Theban prophet Teiresias, and how he saw his old comrades in
arms, and his mother who bore him and brought him up when he was
a child; how he then heard the wondrous singing of the Sirens,
and went on to the wandering rocks and terrible Charybdis and to
Scylla, whom no man had ever yet passed in safety; how his men
then ate the cattle of the sun-god, and how Jove therefore
struck the ship with his thunderbolts, so that all his men
perished together, himself alone being left alive; how at last
he reached the Ogygian island and the nymph Calypso, who kept
him there in a cave, and fed him, and wanted him to marry her,
in which case she intended making him immortal so that he should
never grow old, but she could not persuade him to let her do so;
and how after much suffering he had found his way to the
Phaeacians, who had treated him as though he had been a god, and
sent him back in a ship to his own country after having given
him gold, bronze, and raiment in great abundance. This was the
last thing about which he told her, for here a deep sleep took
hold upon him and eased the burden of his sorrows.

Then Minerva bethought her of another matter. When she deemed
that Ulysses had had both of his wife and of repose, she bade
gold-enthroned Dawn rise out of Oceanus that she might shed
light upon mankind. On this, Ulysses rose from his comfortable
bed and said to Penelope, "Wife, we have both of us had our full
share of troubles, you, here, in lamenting my absence, and I in
being prevented from getting home though I was longing all the
time to do so. Now, however, that we have at last come together,
take care of the property that is in the house. As for the sheep
and goats which the wicked suitors have eaten, I will take many
myself by force from other people, and will compel the Achaeans
to make good the rest till they shall have filled all my yards.
I am now going to the wooded lands out in the country to see my
father who has so long been grieved on my account, and to
yourself I will give these instructions, though you have little
need of them. At sunrise it will at once get abroad that I have
been killing the suitors; go upstairs, therefore, {184} and stay
there with your women. See nobody and ask no questions." {185}

As he spoke he girded on his armour. Then he roused Telemachus,
Philoetius, and Eumaeus, and told them all to put on their
armour also. This they did, and armed themselves. When they had

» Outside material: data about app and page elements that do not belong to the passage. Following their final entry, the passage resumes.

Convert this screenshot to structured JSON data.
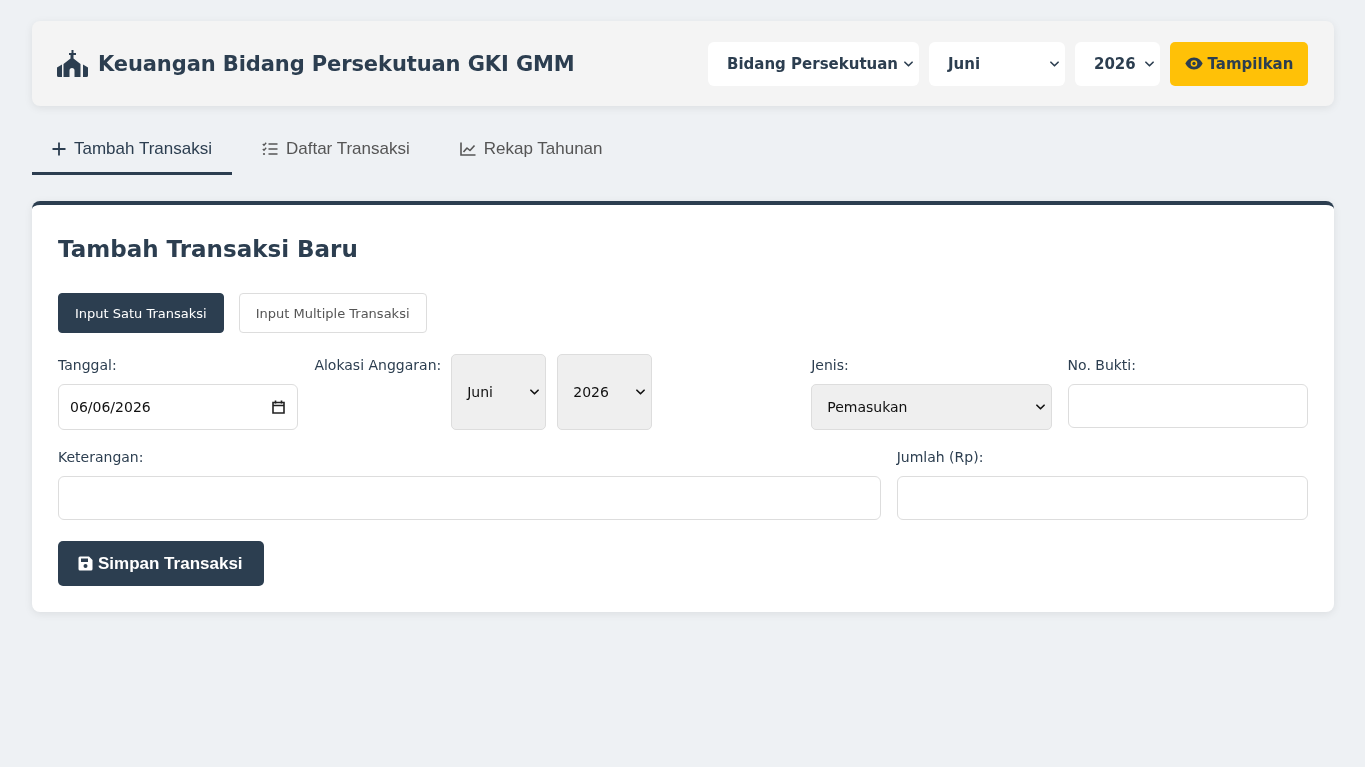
{
  "header": {
    "title": "Keuangan Bidang Persekutuan GKI GMM",
    "filters": [
      {
        "value": "Bidang Persekutuan"
      },
      {
        "value": "Juni"
      },
      {
        "value": "2026"
      }
    ],
    "button": "Tampilkan"
  },
  "tabs": [
    {
      "label": "Tambah Transaksi",
      "selected": true
    },
    {
      "label": "Daftar Transaksi",
      "selected": false
    },
    {
      "label": "Rekap Tahunan",
      "selected": false
    }
  ],
  "form": {
    "title": "Tambah Transaksi Baru",
    "modes": [
      {
        "label": "Input Satu Transaksi",
        "selected": true
      },
      {
        "label": "Input Multiple Transaksi",
        "selected": false
      }
    ],
    "rows": [
      {
        "fields": [
          {
            "kind": "date",
            "label": "Tanggal:",
            "value": "06/06/2026"
          },
          {
            "kind": "selects",
            "label": "Alokasi Anggaran:",
            "values": [
              "Juni",
              "2026"
            ]
          },
          {
            "kind": "select",
            "label": "Jenis:",
            "value": "Pemasukan"
          },
          {
            "kind": "text",
            "label": "No. Bukti:"
          }
        ]
      },
      {
        "fields": [
          {
            "kind": "text",
            "label": "Keterangan:"
          },
          {
            "kind": "text",
            "label": "Jumlah (Rp):"
          }
        ]
      }
    ],
    "submit": "Simpan Transaksi"
  }
}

done so, they opened the gates and sallied forth, Ulysses
leading the way. It was now daylight, but Minerva nevertheless
concealed them in darkness and led them quickly out of the town.